First Bank of the United States


120 S. Third St., Philadelphia PA


Having just removed a King, our new country went to great lengths to build a bank elaborate enough to create an image of solidity and stability for new investors. Its formality clearly links to Roman republican ideals and values that our country felt a kinship to.


At the end of the Revolution, our new country found itself independent but in heavy debt. Fortunately it had a secret weapon in the form of Alexander Hamilton. The founding fathers were a talented lot, but among them were three bona fide geniuses – Benjamin Franklin, Thomas Jefferson, and Alexander Hamilton. Hamilton’s genius lay with his brilliant mind and incredible organizational skills. Washington had seen Hamilton’s abilities during the American Revolution when he was Washington’s personal secretary. When he became President, Washington turned over the treasury to Hamilton and Hamilton executed a miracle.

The colonies had not had a banking system or much of a financial infrastructure – all that was taken care of by the mother country.

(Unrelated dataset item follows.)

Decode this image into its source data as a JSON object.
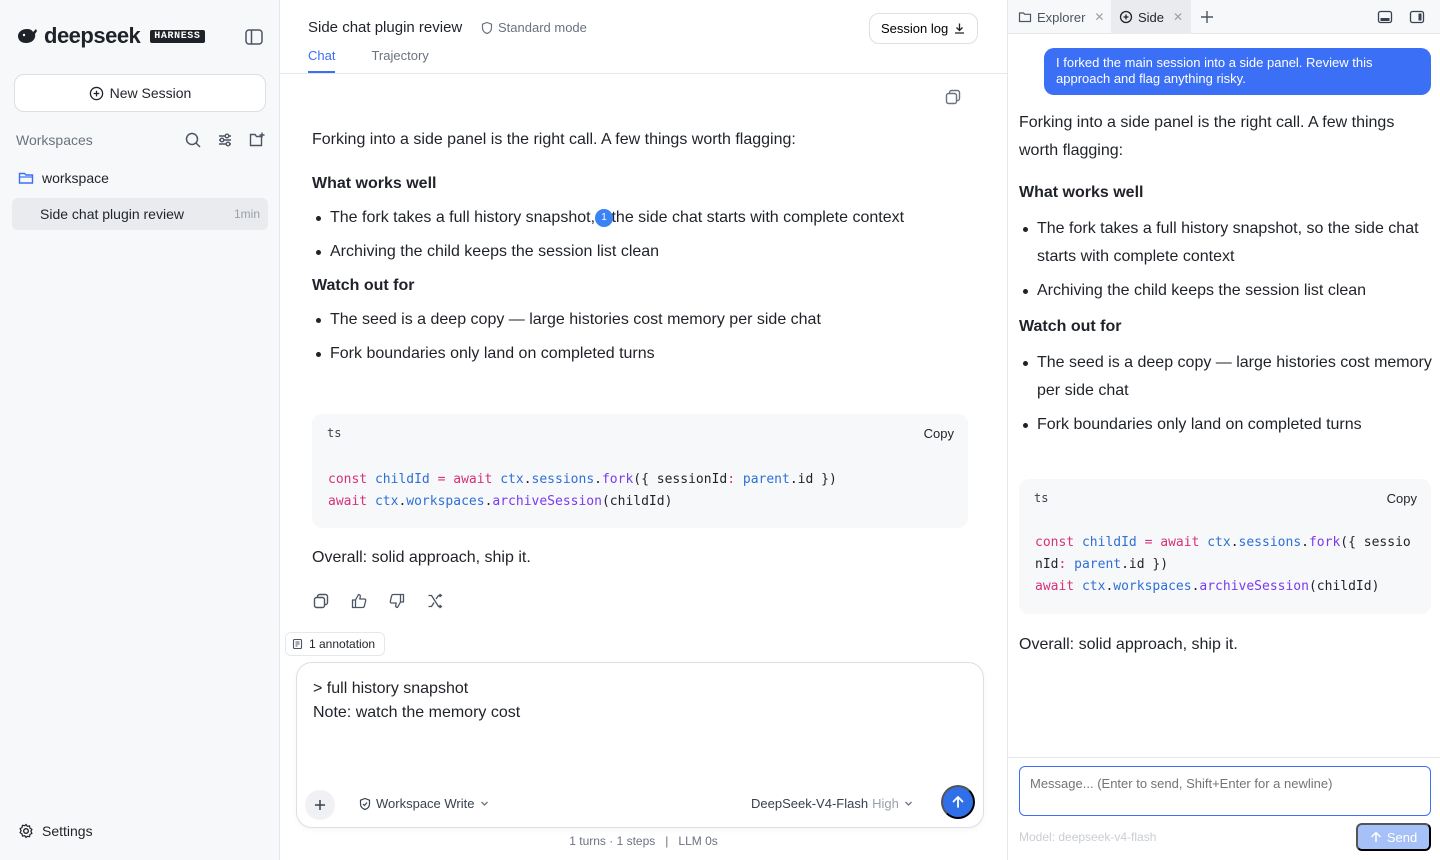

Hamilton, upon assuming the post of secretary of Treasury, was instrumental in creating the First Bank of the United States. The bank was, by design, a private corporation which chose to gain public trust by building an imposing building in the latest Federal style of architecture. Expressing all of the young optimism of the new country, its front, of Pennsylvania blue marble, is full of classical Roman details which combine to make a strong political statement.

Look above the windows to see the bundled reeds, the fasces, once the symbol of Roman imperial power. The projecting portico is held up by six Corinthian columns, the favorite architectural order of the Romans. More impressive still is the eagle in the tympanum. Actually carved of wood, (stone carvers were a pretty rare commodity in Philadelphia of 1790), it holds arrows and a shield defiantly in one set of talons and turns its head angrily toward the front of the building. If there’s any doubt that America was beginning to regard itself as the inheritor of Roman values, and perhaps Roman attitudes toward the rest of the world, this carving seems to settle the argument.

The building was designed by Samuel Blodgett, who was a merchant, author and amateur architect. He may have been inspired by the Royal Exchange in Dublin completed just 38 years earlier. The bank’s overall form is very Federal based on both English architecture of the same era and contemporary archaeological discoveries in Italy.

When you walk around the building you discover that the front of the building is a bit of a stage set. The sides and back are plain brick punctuated by beautiful Federal era double hung windows. 

 Plain, and a little severe, the sides and rear of the building don’t inspire much, but what a front façade. The colonials had just thrown off the yoke of the mother country. By building this impressive building perhaps they hoped to attract investment and let everybody know that investments would be safe with this new political enterprise.